Idei then promoted Sony’s digital network business through actions such as his establishment in November 1995 of Sony Network Communications, which ran the internet provider So-net.
The EVA Curse
During Idei’s tenure, Apple founder Steve Jobs introduced the iPod in 2001 and turned iTunes into a viable commercial enterprise. In an instant, the iPod replaced the MiniDisc and the cassette tapes used by the Walkman. In a 2007 discussion with Microsoft founder Bill Gates, Jobs stated: “If you zoom out and you say, why does the iPod exist? Why is Apple successful in this business? What’s the answer? Because the Japanese [consumer electronics] companies who were the preeminent hardware makers just couldn’t do software as well it needed to be done.”
As awareness of the impending crisis grew within the Sony Group, then-Sony Music CEO Andrew Lack went to the corporate headquarters in Japan in 2003, showed them an iPod, and described it to them as a “Walkman-killer” in an attempt to convince the firm to integrate hardware and music streaming. But Sony was betting on exclusiveness in the form of measures aimed to prevent the copying of proprietary music content, which led to the crushing defeat of both its hardware and music streaming businesses.
The EVA management index also led to Sony becoming entangled in a trap of its own making. When the Japanese Ministry of Economy, Trade, and Industry launched its “Japan Liquid Crystal Display” project designed to boost the development of the domestic LCD industry, Sony went in a different direction and established an LCD joint venture with Samsung in South Korea. Subsequently, when Sharp faced a crisis as a result of its massive investments in LCDs, there were some who lavished praise on Idei for his wise decision. However, when one considers the advances that South Korea and China made in the LCD industry through the use of incentives, it seems possible that if Sony had participated in the domestic project, the outcome may have been different.

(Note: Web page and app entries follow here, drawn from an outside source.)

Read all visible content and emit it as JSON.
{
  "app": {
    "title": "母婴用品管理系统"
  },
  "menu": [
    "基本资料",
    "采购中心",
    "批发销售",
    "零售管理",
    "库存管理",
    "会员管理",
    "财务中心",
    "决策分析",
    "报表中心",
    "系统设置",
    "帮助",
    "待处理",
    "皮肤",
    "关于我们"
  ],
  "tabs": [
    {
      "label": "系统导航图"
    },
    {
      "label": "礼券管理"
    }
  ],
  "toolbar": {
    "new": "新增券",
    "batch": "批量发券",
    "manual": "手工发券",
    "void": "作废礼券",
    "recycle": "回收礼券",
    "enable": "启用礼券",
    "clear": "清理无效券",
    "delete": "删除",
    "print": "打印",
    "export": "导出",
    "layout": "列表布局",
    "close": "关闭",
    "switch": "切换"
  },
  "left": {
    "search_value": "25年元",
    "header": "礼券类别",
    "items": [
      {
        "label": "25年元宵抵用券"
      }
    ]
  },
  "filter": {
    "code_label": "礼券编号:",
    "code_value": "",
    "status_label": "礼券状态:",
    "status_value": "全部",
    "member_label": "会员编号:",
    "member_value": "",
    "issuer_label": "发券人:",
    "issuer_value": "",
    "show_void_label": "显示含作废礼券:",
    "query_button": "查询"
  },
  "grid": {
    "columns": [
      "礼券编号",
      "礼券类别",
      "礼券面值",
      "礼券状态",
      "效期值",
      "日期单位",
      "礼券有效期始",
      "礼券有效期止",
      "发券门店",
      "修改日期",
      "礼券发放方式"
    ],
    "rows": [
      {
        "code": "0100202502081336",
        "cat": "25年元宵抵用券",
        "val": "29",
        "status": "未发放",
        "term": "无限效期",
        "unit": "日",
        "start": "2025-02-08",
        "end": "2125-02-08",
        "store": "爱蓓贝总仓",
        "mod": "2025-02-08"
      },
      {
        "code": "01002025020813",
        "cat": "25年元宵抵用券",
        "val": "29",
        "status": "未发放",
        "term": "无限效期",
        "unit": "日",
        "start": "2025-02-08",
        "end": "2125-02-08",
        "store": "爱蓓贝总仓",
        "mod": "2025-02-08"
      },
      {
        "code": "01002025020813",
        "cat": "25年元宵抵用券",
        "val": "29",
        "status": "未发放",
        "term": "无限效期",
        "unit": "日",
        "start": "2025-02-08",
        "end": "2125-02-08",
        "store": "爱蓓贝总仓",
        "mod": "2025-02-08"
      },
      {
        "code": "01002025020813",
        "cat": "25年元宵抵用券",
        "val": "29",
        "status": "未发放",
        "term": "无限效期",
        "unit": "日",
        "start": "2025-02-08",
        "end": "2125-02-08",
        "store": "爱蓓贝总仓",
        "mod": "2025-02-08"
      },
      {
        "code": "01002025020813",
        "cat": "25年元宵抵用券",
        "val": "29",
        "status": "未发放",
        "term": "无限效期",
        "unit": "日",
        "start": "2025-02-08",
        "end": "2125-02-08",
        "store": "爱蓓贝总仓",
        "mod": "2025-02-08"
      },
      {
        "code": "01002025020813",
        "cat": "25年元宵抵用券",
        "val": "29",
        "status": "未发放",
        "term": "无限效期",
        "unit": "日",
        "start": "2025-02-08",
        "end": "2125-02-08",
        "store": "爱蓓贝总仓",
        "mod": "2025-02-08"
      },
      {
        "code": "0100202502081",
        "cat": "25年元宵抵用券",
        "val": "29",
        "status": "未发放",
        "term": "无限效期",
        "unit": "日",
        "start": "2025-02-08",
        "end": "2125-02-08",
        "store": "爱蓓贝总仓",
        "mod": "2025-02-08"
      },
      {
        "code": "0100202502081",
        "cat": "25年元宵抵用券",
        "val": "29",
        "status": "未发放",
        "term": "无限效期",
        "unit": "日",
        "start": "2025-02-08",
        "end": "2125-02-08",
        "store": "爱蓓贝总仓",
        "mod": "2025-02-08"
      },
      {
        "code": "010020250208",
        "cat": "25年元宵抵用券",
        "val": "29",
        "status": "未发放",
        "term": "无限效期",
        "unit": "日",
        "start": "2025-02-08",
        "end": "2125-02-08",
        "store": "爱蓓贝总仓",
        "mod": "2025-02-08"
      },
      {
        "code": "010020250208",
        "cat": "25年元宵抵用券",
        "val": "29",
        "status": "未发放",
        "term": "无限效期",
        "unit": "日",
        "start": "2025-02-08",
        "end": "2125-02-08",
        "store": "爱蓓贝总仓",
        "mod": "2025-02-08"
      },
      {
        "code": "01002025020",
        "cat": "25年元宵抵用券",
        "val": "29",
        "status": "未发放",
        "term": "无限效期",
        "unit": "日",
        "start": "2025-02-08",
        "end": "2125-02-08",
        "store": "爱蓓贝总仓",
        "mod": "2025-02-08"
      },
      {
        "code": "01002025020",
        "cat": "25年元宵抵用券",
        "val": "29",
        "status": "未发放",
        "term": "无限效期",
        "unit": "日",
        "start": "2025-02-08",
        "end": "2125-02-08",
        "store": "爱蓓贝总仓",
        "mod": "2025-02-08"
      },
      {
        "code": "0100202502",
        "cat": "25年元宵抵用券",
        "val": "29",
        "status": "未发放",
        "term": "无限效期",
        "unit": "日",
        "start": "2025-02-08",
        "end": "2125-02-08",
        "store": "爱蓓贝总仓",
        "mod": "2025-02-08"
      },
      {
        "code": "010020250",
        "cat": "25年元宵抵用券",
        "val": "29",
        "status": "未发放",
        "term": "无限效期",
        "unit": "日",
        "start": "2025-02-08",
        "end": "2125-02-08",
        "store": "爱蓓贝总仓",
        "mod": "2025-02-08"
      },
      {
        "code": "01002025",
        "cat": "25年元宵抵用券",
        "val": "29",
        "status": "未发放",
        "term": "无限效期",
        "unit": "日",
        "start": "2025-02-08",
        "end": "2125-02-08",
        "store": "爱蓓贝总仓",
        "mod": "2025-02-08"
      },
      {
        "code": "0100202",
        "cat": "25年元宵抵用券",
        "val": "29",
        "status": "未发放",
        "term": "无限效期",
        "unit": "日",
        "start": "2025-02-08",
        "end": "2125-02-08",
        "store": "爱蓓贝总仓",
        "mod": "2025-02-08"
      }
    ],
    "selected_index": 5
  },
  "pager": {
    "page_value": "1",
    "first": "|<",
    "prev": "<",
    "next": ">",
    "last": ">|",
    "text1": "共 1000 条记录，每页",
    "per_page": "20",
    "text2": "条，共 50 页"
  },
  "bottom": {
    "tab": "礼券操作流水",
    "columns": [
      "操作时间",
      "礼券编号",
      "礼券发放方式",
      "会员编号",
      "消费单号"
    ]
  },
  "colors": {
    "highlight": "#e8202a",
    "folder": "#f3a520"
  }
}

One of the reasons why Sony curbed its LCD investments may have been EVA. Although EVA is an indicator that allows assessments of short-term performance and is easy to adapt to corporate financial accounts, net present value, which is an indicator of investment that provides a multi-year view, is considered the index that is better suited to decisions on investments.
Moreover, at the time Sony reflected the remuneration in each division in its EVA calculations. Because the figures improve if one restricts investment, it may well be that Sony’s reliance on EVA as a yardstick led it to reduce all new investments, not only those in the LCD sector. This slowed the company’s innovation, which in turn triggered a backlash within the company.
There are still corporations that use EVA, and it is certainly not mistaken conceptually. In his book Mayoi to ketsudan (Decision and Indecision), which Idei published after leaving Sony, he devoted a page to “misunderstood EVA” and characterized criticisms that it made it “impossible to engage in long-term investment” as “missing the point.”
In a statement about PlayStation, currently Sony’s leading product, a Sony veteran who knows both men said, “Idei was apathetic about it. Kutaragi Ken, who directed its development, had a hard time as a result.” Idei was worshipped as charismatic corporate leader, but he was also described by a US business magazine as “the world’s worst manager.” The Sony veteran defends him, however, stating that “Idei wasn’t responsible for everything. Subsequent company presidents and directors who didn’t understand his intentions also bear a large portion of the responsibility.” Idei had a love-hate relationship with the praise and criticism offered by others, but his name will live on as a corporate manager active during the time when the Japanese electronics industry reached its pinnacle.
(Originally published in Japanese. Banner photo: Idei Nobuyuki, former chairman of Sony and then Representative Director of Quantum Leaps, in Marunouchi, Tokyo. On December 20, 2007. © Jiji.)